Celebrity chefs have been all over our televisions recently. Heston Blumenthal has taken over Little Chef, Hugh Fearnley-Whittingstall has taken on Tesco and Greg Wallace can be seen complaining that the dinners he is being served on Masterchef aren't wet enough. Yet, if there is one cook we perhaps didn't need to see back on our screens, it's Cooking Mama.
As enjoyable as virtual cooking was first time around, you have to wonder if the world really needs a Cooking Mama sequel. She kickstarted culinary gaming with her first outing on the DS and her success has inspired others to try their hand at bringing gastronomy to Nintendo platforms. Later this year she'll be stepping out into the garden on the DS but she's still in the kitchen on the Wii and apart from a visual overhaul and some pointless mini-games she has very little new to offer.
Of course, when the first game arrived on Wii it was still fresh and gamers were still being enticed by exciting new ways to use the Remote. In Cooking Mama you used the controller to slice onions, grate cheese and stir as Mama helped you cook lots of different dishes from all around the world. Like Trauma Center, it's one of those games that works a bit better on the DS as you actually touch the ingredients which feels far more involving than wafting your controller in the air to peel a parsnip. Still, it was quite enjoyable for those who hadn't played the handheld game.
For World Kitchen, Mama has been given a new 3D makeover which means that the ingredients and characters are no longer flat. It looks nice enough but naturally it doesn't make any difference to the gameplay as you still wave the Remote around in the air to cook different dishes. As in previous games, each stage is broken down into mini-games so you'll be flicking the Remote to shut oven doors, twisting it to pull heads off prawns, wafting it to fan rice and moving it from side to side to make burgers.
It's when you form patties that you'll experience another new element - a mini-game within a mini-game! If you don't flick the Remote fast enough to chuck balls of meat between your hands, you'll drop a patty and the dog who is lurking in the background with a chef's hat on will try and eat the burger before it hits the floor. If you shake the Remote fast enough, Mama will beat him to it and catch the burger. This would be okay if it wasn't so easy to catch the burger. You would have thought it would get progressively harder to punish you each time you drop some meat but sadly that's not the case.
Cooking with Mama isn't exactly tricky but it gets tougher when you challenge another player or character to a cook off. Then it becomes a test of Remote skills and stamina as you attempt to chop, stir and cook faster than your opponent. It's hard work on the arms and is almost as exhausting as running the 100m in Mario & Sonic At The Olympic Games.
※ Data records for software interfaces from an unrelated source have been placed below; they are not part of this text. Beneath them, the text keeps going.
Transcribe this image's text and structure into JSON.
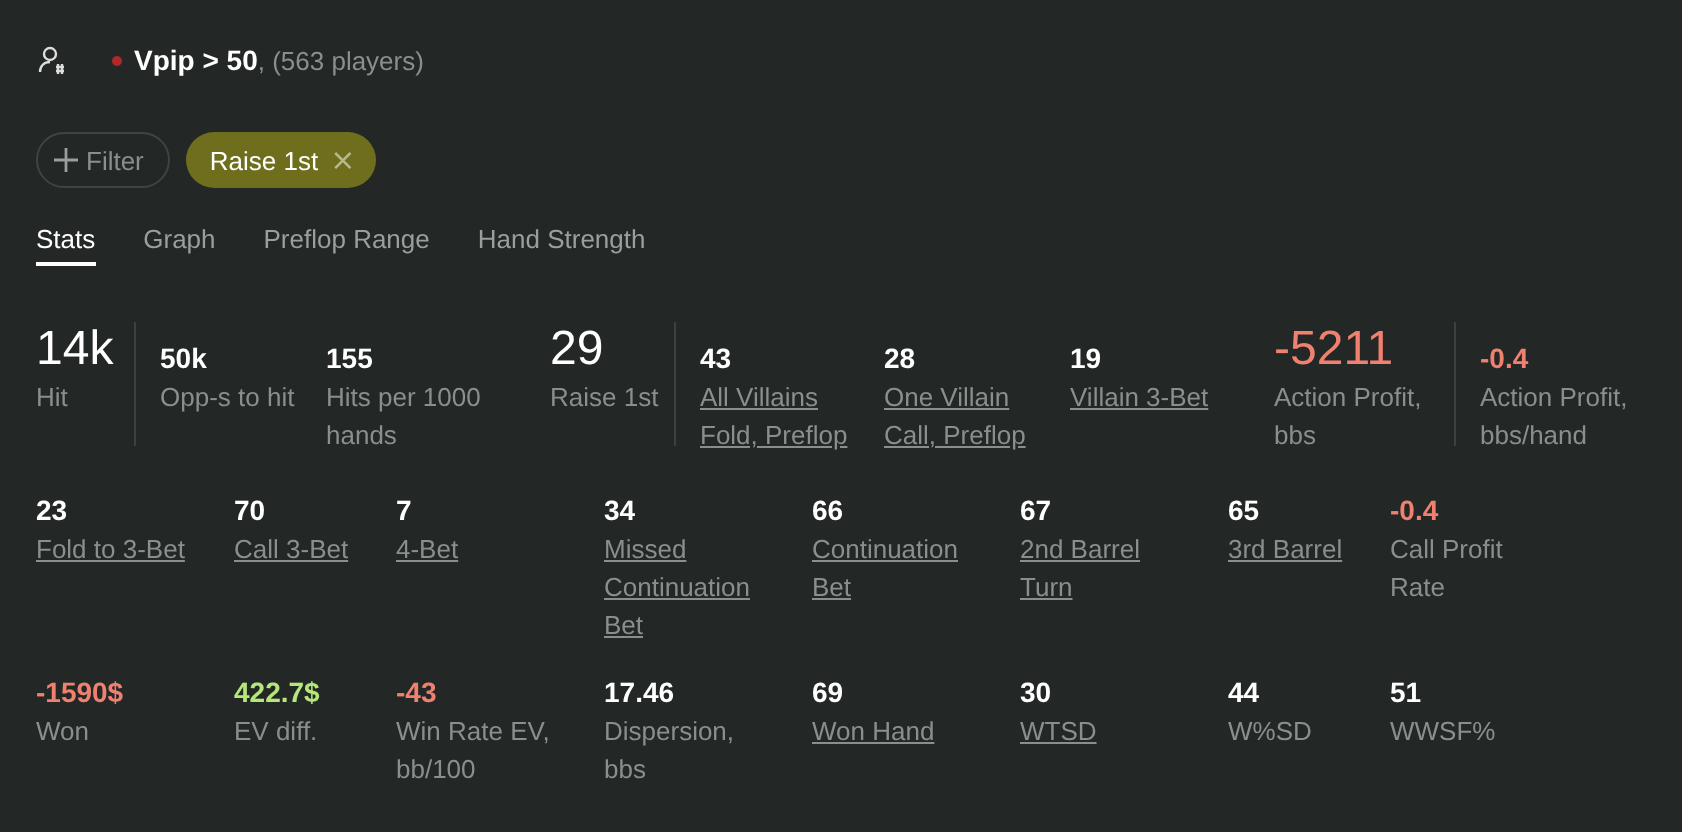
{
  "header": {
    "title": "Vpip > 50",
    "count": ", (563 players)"
  },
  "filters": [
    {
      "kind": "add",
      "label": "Filter"
    },
    {
      "kind": "chip",
      "label": "Raise 1st",
      "close": "×"
    }
  ],
  "tabs": [
    {
      "label": "Stats",
      "selected": true
    },
    {
      "label": "Graph",
      "selected": false
    },
    {
      "label": "Preflop Range",
      "selected": false
    },
    {
      "label": "Hand Strength",
      "selected": false
    }
  ],
  "summary_groups": [
    {
      "items": [
        {
          "value": "14k",
          "label": "Hit",
          "kind": "major",
          "color": "#ffffff",
          "link": false
        }
      ]
    },
    {
      "items": [
        {
          "value": "50k",
          "label": "Opp-s to hit",
          "kind": "minor",
          "color": "#ffffff",
          "link": false
        },
        {
          "value": "155",
          "label": "Hits per 1000 hands",
          "kind": "minor",
          "color": "#ffffff",
          "link": false
        },
        {
          "value": "29",
          "label": "Raise 1st",
          "kind": "major",
          "color": "#ffffff",
          "link": false
        }
      ]
    },
    {
      "items": [
        {
          "value": "43",
          "label": "All Villains Fold, Preflop",
          "kind": "minor",
          "color": "#ffffff",
          "link": true
        },
        {
          "value": "28",
          "label": "One Villain Call, Preflop",
          "kind": "minor",
          "color": "#ffffff",
          "link": true
        },
        {
          "value": "19",
          "label": "Villain 3-Bet",
          "kind": "minor",
          "color": "#ffffff",
          "link": true
        },
        {
          "value": "-5211",
          "label": "Action Profit, bbs",
          "kind": "major",
          "color": "#f08070",
          "link": false
        }
      ]
    },
    {
      "items": [
        {
          "value": "-0.4",
          "label": "Action Profit, bbs/hand",
          "kind": "minor",
          "color": "#f08070",
          "link": false
        }
      ]
    }
  ],
  "stats": [
    {
      "value": "23",
      "label": "Fold to 3-Bet",
      "color": "#ffffff",
      "link": true
    },
    {
      "value": "70",
      "label": "Call 3-Bet",
      "color": "#ffffff",
      "link": true
    },
    {
      "value": "7",
      "label": "4-Bet",
      "color": "#ffffff",
      "link": true
    },
    {
      "value": "34",
      "label": "Missed Continuation Bet",
      "color": "#ffffff",
      "link": true
    },
    {
      "value": "66",
      "label": "Continuation Bet",
      "color": "#ffffff",
      "link": true
    },
    {
      "value": "67",
      "label": "2nd Barrel Turn",
      "color": "#ffffff",
      "link": true
    },
    {
      "value": "65",
      "label": "3rd Barrel",
      "color": "#ffffff",
      "link": true
    },
    {
      "value": "-0.4",
      "label": "Call Profit Rate",
      "color": "#f08070",
      "link": false
    },
    {
      "value": "-1590$",
      "label": "Won",
      "color": "#f08070",
      "link": false
    },
    {
      "value": "422.7$",
      "label": "EV diff.",
      "color": "#b5e67a",
      "link": false
    },
    {
      "value": "-43",
      "label": "Win Rate EV, bb/100",
      "color": "#f08070",
      "link": false
    },
    {
      "value": "17.46",
      "label": "Dispersion, bbs",
      "color": "#ffffff",
      "link": false
    },
    {
      "value": "69",
      "label": "Won Hand",
      "color": "#ffffff",
      "link": true
    },
    {
      "value": "30",
      "label": "WTSD",
      "color": "#ffffff",
      "link": true
    },
    {
      "value": "44",
      "label": "W%SD",
      "color": "#ffffff",
      "link": false
    },
    {
      "value": "51",
      "label": "WWSF%",
      "color": "#ffffff",
      "link": false
    }
  ]
}
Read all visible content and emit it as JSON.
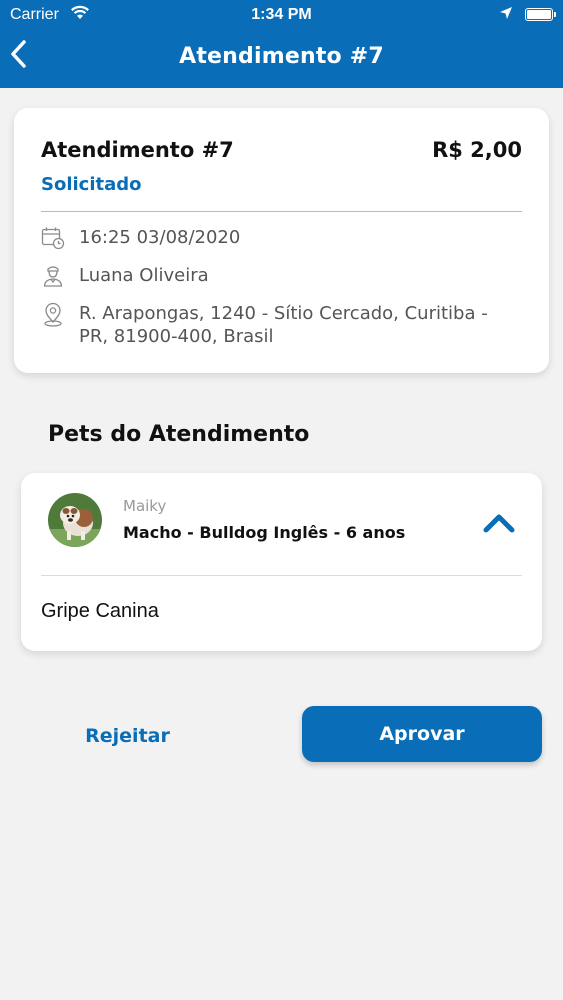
{
  "status_bar": {
    "carrier": "Carrier",
    "time": "1:34 PM"
  },
  "nav": {
    "title": "Atendimento #7"
  },
  "service": {
    "title": "Atendimento #7",
    "price": "R$ 2,00",
    "status": "Solicitado",
    "datetime": "16:25 03/08/2020",
    "professional": "Luana Oliveira",
    "address": "R. Arapongas, 1240 - Sítio Cercado, Curitiba - PR, 81900-400, Brasil"
  },
  "pets_section": {
    "title": "Pets do Atendimento"
  },
  "pet": {
    "name": "Maiky",
    "description": "Macho - Bulldog Inglês - 6 anos",
    "condition": "Gripe Canina"
  },
  "actions": {
    "reject_label": "Rejeitar",
    "approve_label": "Aprovar"
  },
  "colors": {
    "primary": "#0a6db8",
    "background": "#f2f2f2"
  },
  "icons": [
    "wifi-icon",
    "location-arrow-icon",
    "battery-icon",
    "back-chevron-icon",
    "calendar-clock-icon",
    "person-icon",
    "map-pin-icon",
    "chevron-up-icon"
  ]
}
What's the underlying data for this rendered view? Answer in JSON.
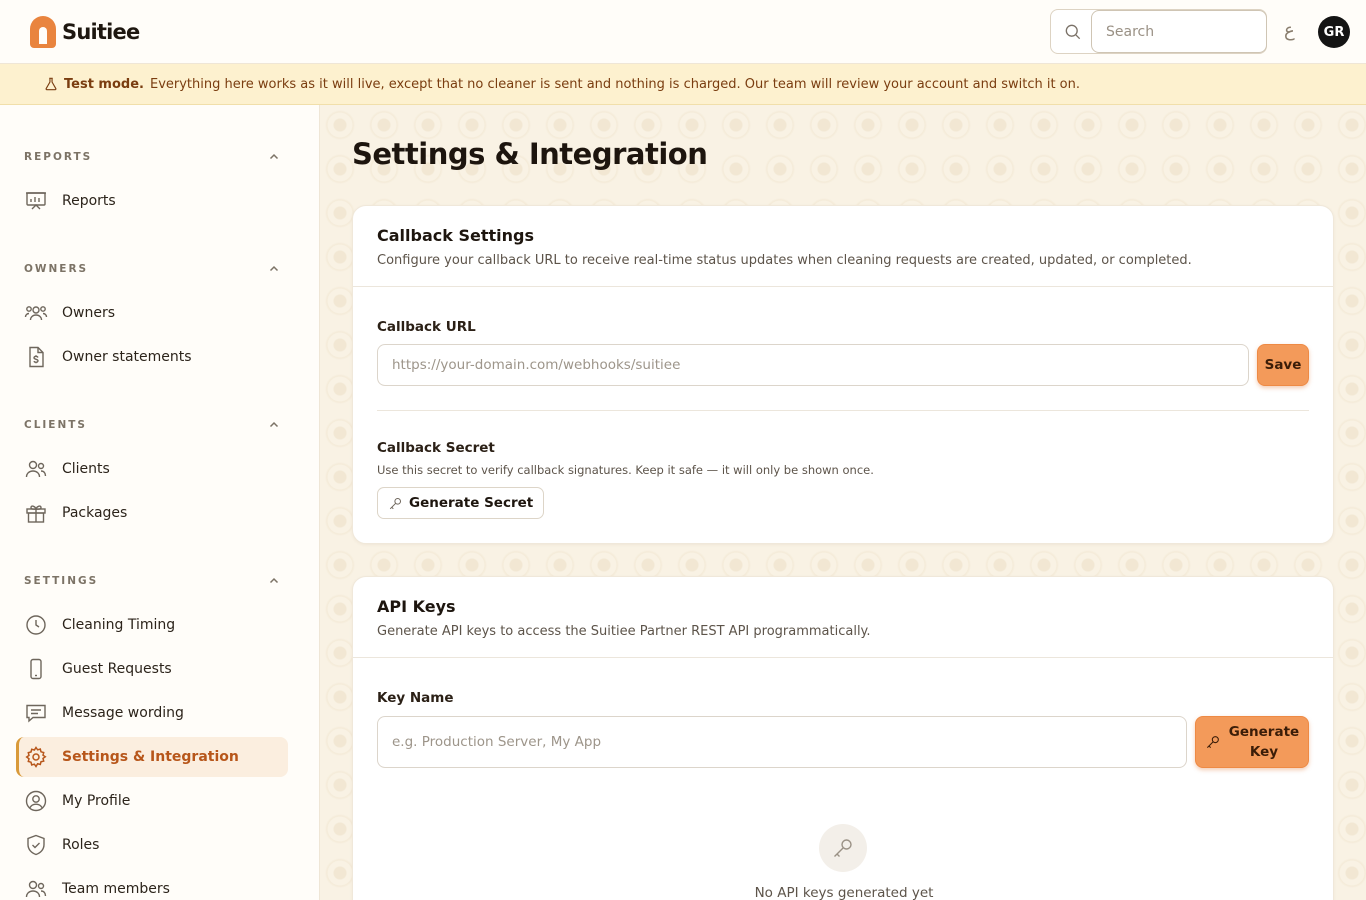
{
  "app": {
    "brand": "Suitiee",
    "avatar_initials": "GR",
    "lang_label": "ع"
  },
  "search": {
    "placeholder": "Search"
  },
  "banner": {
    "label": "Test mode.",
    "message": "Everything here works as it will live, except that no cleaner is sent and nothing is charged. Our team will review your account and switch it on."
  },
  "sidebar": {
    "sections": [
      {
        "title": "REPORTS",
        "items": [
          {
            "label": "Reports",
            "icon": "chart-board-icon"
          }
        ]
      },
      {
        "title": "OWNERS",
        "items": [
          {
            "label": "Owners",
            "icon": "users-group-icon"
          },
          {
            "label": "Owner statements",
            "icon": "dollar-document-icon"
          }
        ]
      },
      {
        "title": "CLIENTS",
        "items": [
          {
            "label": "Clients",
            "icon": "users-icon"
          },
          {
            "label": "Packages",
            "icon": "gift-icon"
          }
        ]
      },
      {
        "title": "SETTINGS",
        "items": [
          {
            "label": "Cleaning Timing",
            "icon": "clock-icon"
          },
          {
            "label": "Guest Requests",
            "icon": "phone-icon"
          },
          {
            "label": "Message wording",
            "icon": "message-icon"
          },
          {
            "label": "Settings & Integration",
            "icon": "gear-icon",
            "active": true
          },
          {
            "label": "My Profile",
            "icon": "user-circle-icon"
          },
          {
            "label": "Roles",
            "icon": "shield-check-icon"
          },
          {
            "label": "Team members",
            "icon": "team-icon"
          }
        ]
      }
    ]
  },
  "main": {
    "title": "Settings & Integration",
    "callback": {
      "title": "Callback Settings",
      "description": "Configure your callback URL to receive real-time status updates when cleaning requests are created, updated, or completed.",
      "url_label": "Callback URL",
      "url_placeholder": "https://your-domain.com/webhooks/suitiee",
      "url_value": "",
      "save_label": "Save",
      "secret_label": "Callback Secret",
      "secret_hint": "Use this secret to verify callback signatures. Keep it safe — it will only be shown once.",
      "generate_secret_label": "Generate Secret"
    },
    "api_keys": {
      "title": "API Keys",
      "description": "Generate API keys to access the Suitiee Partner REST API programmatically.",
      "key_name_label": "Key Name",
      "key_name_placeholder": "e.g. Production Server, My App",
      "key_name_value": "",
      "generate_key_label_line1": "Generate",
      "generate_key_label_line2": "Key",
      "empty_text": "No API keys generated yet"
    }
  },
  "colors": {
    "accent": "#f39a5a",
    "active_text": "#b7561a",
    "banner_bg": "#fdf1cf"
  }
}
Unfortunately it also highlights some of the problems with the controls. Admittedly they are better than the first Cooking Mama but cracking an egg is still trickier than it should be and some motions aren't spot on, which is annoying when you're trying to beat Mama in a cook off. The element of competition in this mode makes Cooking Mama more enjoyable but while you can play co-op with a friend, inexplicably there is no versus mode on offer.
However, the over-riding feeling is of a series that's gone a bit stale. World Kitchen isn't terrible but it is an unnecessary sequel that offers too few new thrills. It might be time for Mama to hang up her apron.